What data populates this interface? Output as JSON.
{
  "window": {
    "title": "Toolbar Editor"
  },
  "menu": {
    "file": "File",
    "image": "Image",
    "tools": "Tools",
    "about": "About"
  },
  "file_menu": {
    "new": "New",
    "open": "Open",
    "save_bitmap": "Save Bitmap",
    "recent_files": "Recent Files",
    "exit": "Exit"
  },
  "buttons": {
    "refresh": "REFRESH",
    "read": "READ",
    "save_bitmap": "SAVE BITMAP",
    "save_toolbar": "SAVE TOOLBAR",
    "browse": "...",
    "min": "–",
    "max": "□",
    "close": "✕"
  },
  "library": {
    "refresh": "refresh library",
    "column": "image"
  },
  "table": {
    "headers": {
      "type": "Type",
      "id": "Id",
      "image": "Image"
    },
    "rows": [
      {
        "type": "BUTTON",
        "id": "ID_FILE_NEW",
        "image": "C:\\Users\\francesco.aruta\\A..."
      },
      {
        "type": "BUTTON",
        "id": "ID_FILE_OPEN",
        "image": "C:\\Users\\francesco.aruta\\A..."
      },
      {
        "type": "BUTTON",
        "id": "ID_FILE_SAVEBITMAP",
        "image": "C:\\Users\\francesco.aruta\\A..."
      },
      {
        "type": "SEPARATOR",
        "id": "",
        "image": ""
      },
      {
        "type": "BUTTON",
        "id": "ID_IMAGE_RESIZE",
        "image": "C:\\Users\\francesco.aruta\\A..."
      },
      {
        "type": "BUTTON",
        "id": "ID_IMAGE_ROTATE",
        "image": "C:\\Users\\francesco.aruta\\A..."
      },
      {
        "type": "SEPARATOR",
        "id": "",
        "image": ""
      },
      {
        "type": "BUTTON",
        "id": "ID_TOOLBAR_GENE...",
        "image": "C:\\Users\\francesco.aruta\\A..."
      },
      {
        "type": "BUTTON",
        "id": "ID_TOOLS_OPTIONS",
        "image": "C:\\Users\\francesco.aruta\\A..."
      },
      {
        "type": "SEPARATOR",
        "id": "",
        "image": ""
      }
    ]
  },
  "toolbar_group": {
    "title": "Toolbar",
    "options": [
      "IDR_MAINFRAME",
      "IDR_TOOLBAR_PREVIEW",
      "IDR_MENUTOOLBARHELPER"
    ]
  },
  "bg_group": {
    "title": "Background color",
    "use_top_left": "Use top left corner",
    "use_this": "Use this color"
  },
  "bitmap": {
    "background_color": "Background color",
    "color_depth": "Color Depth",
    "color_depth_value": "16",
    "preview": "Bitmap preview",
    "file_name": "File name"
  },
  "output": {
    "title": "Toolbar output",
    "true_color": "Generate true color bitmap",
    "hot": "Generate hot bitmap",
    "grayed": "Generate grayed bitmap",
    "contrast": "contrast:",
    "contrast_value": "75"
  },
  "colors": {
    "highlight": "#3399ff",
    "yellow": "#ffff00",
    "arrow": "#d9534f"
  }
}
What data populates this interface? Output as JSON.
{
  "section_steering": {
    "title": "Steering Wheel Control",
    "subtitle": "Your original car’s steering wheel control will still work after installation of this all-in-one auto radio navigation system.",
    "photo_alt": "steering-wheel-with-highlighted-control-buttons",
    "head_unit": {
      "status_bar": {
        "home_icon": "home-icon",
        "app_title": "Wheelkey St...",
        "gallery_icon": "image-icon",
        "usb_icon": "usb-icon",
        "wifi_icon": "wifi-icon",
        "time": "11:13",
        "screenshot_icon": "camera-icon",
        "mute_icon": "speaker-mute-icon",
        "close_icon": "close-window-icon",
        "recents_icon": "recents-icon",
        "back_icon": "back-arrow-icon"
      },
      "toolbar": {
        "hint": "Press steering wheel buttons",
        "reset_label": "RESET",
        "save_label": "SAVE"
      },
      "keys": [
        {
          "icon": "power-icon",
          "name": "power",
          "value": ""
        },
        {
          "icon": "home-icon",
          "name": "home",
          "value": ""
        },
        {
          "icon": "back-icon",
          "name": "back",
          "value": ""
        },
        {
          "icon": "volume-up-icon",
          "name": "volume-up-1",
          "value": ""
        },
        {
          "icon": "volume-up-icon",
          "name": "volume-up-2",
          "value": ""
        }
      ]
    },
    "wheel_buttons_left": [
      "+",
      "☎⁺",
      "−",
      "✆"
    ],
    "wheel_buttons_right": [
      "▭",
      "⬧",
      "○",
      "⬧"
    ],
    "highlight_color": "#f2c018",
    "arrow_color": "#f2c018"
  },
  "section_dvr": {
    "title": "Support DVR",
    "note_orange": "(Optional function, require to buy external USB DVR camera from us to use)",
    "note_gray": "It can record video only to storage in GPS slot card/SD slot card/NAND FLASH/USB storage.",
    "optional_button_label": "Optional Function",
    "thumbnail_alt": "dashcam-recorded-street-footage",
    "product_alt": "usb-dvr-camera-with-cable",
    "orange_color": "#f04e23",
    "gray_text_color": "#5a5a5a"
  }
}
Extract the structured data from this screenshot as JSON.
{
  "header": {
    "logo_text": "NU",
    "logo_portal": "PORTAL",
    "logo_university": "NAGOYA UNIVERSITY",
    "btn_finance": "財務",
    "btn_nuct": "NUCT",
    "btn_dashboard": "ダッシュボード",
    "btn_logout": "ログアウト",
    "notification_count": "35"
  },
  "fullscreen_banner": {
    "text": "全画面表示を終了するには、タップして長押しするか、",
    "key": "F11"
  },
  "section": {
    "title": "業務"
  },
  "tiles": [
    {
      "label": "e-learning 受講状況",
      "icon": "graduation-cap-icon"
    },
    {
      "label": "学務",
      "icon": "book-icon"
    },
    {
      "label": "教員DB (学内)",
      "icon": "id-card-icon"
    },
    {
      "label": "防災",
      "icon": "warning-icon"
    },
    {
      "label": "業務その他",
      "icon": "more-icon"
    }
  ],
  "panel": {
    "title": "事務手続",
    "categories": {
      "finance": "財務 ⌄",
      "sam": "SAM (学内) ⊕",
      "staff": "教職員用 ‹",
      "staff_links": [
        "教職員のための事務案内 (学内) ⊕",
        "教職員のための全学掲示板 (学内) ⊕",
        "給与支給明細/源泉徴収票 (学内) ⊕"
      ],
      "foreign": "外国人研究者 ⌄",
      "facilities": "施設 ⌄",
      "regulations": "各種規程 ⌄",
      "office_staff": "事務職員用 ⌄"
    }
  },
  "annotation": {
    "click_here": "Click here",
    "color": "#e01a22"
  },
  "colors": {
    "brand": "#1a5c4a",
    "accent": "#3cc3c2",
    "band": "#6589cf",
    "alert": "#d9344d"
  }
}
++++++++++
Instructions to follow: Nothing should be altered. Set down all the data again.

Result of this exercise:
What data populates this interface? Output as JSON.
{
  "window": {
    "title": "Toolbar Editor"
  },
  "menu": {
    "file": "File",
    "image": "Image",
    "tools": "Tools",
    "about": "About"
  },
  "file_menu": {
    "new": "New",
    "open": "Open",
    "save_bitmap": "Save Bitmap",
    "recent_files": "Recent Files",
    "exit": "Exit"
  },
  "buttons": {
    "refresh": "REFRESH",
    "read": "READ",
    "save_bitmap": "SAVE BITMAP",
    "save_toolbar": "SAVE TOOLBAR",
    "browse": "...",
    "min": "–",
    "max": "□",
    "close": "✕"
  },
  "library": {
    "refresh": "refresh library",
    "column": "image"
  },
  "table": {
    "headers": {
      "type": "Type",
      "id": "Id",
      "image": "Image"
    },
    "rows": [
      {
        "type": "BUTTON",
        "id": "ID_FILE_NEW",
        "image": "C:\\Users\\francesco.aruta\\A..."
      },
      {
        "type": "BUTTON",
        "id": "ID_FILE_OPEN",
        "image": "C:\\Users\\francesco.aruta\\A..."
      },
      {
        "type": "BUTTON",
        "id": "ID_FILE_SAVEBITMAP",
        "image": "C:\\Users\\francesco.aruta\\A..."
      },
      {
        "type": "SEPARATOR",
        "id": "",
        "image": ""
      },
      {
        "type": "BUTTON",
        "id": "ID_IMAGE_RESIZE",
        "image": "C:\\Users\\francesco.aruta\\A..."
      },
      {
        "type": "BUTTON",
        "id": "ID_IMAGE_ROTATE",
        "image": "C:\\Users\\francesco.aruta\\A..."
      },
      {
        "type": "SEPARATOR",
        "id": "",
        "image": ""
      },
      {
        "type": "BUTTON",
        "id": "ID_TOOLBAR_GENE...",
        "image": "C:\\Users\\francesco.aruta\\A..."
      },
      {
        "type": "BUTTON",
        "id": "ID_TOOLS_OPTIONS",
        "image": "C:\\Users\\francesco.aruta\\A..."
      },
      {
        "type": "SEPARATOR",
        "id": "",
        "image": ""
      }
    ]
  },
  "toolbar_group": {
    "title": "Toolbar",
    "options": [
      "IDR_MAINFRAME",
      "IDR_TOOLBAR_PREVIEW",
      "IDR_MENUTOOLBARHELPER"
    ]
  },
  "bg_group": {
    "title": "Background color",
    "use_top_left": "Use top left corner",
    "use_this": "Use this color"
  },
  "bitmap": {
    "background_color": "Background color",
    "color_depth": "Color Depth",
    "color_depth_value": "16",
    "preview": "Bitmap preview",
    "file_name": "File name"
  },
  "output": {
    "title": "Toolbar output",
    "true_color": "Generate true color bitmap",
    "hot": "Generate hot bitmap",
    "grayed": "Generate grayed bitmap",
    "contrast": "contrast:",
    "contrast_value": "75"
  },
  "colors": {
    "highlight": "#3399ff",
    "yellow": "#ffff00",
    "arrow": "#d9534f"
  }
}
What data populates this interface? Output as JSON.
{
  "section_steering": {
    "title": "Steering Wheel Control",
    "subtitle": "Your original car’s steering wheel control will still work after installation of this all-in-one auto radio navigation system.",
    "photo_alt": "steering-wheel-with-highlighted-control-buttons",
    "head_unit": {
      "status_bar": {
        "home_icon": "home-icon",
        "app_title": "Wheelkey St...",
        "gallery_icon": "image-icon",
        "usb_icon": "usb-icon",
        "wifi_icon": "wifi-icon",
        "time": "11:13",
        "screenshot_icon": "camera-icon",
        "mute_icon": "speaker-mute-icon",
        "close_icon": "close-window-icon",
        "recents_icon": "recents-icon",
        "back_icon": "back-arrow-icon"
      },
      "toolbar": {
        "hint": "Press steering wheel buttons",
        "reset_label": "RESET",
        "save_label": "SAVE"
      },
      "keys": [
        {
          "icon": "power-icon",
          "name": "power",
          "value": ""
        },
        {
          "icon": "home-icon",
          "name": "home",
          "value": ""
        },
        {
          "icon": "back-icon",
          "name": "back",
          "value": ""
        },
        {
          "icon": "volume-up-icon",
          "name": "volume-up-1",
          "value": ""
        },
        {
          "icon": "volume-up-icon",
          "name": "volume-up-2",
          "value": ""
        }
      ]
    },
    "wheel_buttons_left": [
      "+",
      "☎⁺",
      "−",
      "✆"
    ],
    "wheel_buttons_right": [
      "▭",
      "⬧",
      "○",
      "⬧"
    ],
    "highlight_color": "#f2c018",
    "arrow_color": "#f2c018"
  },
  "section_dvr": {
    "title": "Support DVR",
    "note_orange": "(Optional function, require to buy external USB DVR camera from us to use)",
    "note_gray": "It can record video only to storage in GPS slot card/SD slot card/NAND FLASH/USB storage.",
    "optional_button_label": "Optional Function",
    "thumbnail_alt": "dashcam-recorded-street-footage",
    "product_alt": "usb-dvr-camera-with-cable",
    "orange_color": "#f04e23",
    "gray_text_color": "#5a5a5a"
  }
}
Extract the structured data from this screenshot as JSON.
{
  "header": {
    "logo_text": "NU",
    "logo_portal": "PORTAL",
    "logo_university": "NAGOYA UNIVERSITY",
    "btn_finance": "財務",
    "btn_nuct": "NUCT",
    "btn_dashboard": "ダッシュボード",
    "btn_logout": "ログアウト",
    "notification_count": "35"
  },
  "fullscreen_banner": {
    "text": "全画面表示を終了するには、タップして長押しするか、",
    "key": "F11"
  },
  "section": {
    "title": "業務"
  },
  "tiles": [
    {
      "label": "e-learning 受講状況",
      "icon": "graduation-cap-icon"
    },
    {
      "label": "学務",
      "icon": "book-icon"
    },
    {
      "label": "教員DB (学内)",
      "icon": "id-card-icon"
    },
    {
      "label": "防災",
      "icon": "warning-icon"
    },
    {
      "label": "業務その他",
      "icon": "more-icon"
    }
  ],
  "panel": {
    "title": "事務手続",
    "categories": {
      "finance": "財務 ⌄",
      "sam": "SAM (学内) ⊕",
      "staff": "教職員用 ‹",
      "staff_links": [
        "教職員のための事務案内 (学内) ⊕",
        "教職員のための全学掲示板 (学内) ⊕",
        "給与支給明細/源泉徴収票 (学内) ⊕"
      ],
      "foreign": "外国人研究者 ⌄",
      "facilities": "施設 ⌄",
      "regulations": "各種規程 ⌄",
      "office_staff": "事務職員用 ⌄"
    }
  },
  "annotation": {
    "click_here": "Click here",
    "color": "#e01a22"
  },
  "colors": {
    "brand": "#1a5c4a",
    "accent": "#3cc3c2",
    "band": "#6589cf",
    "alert": "#d9344d"
  }
}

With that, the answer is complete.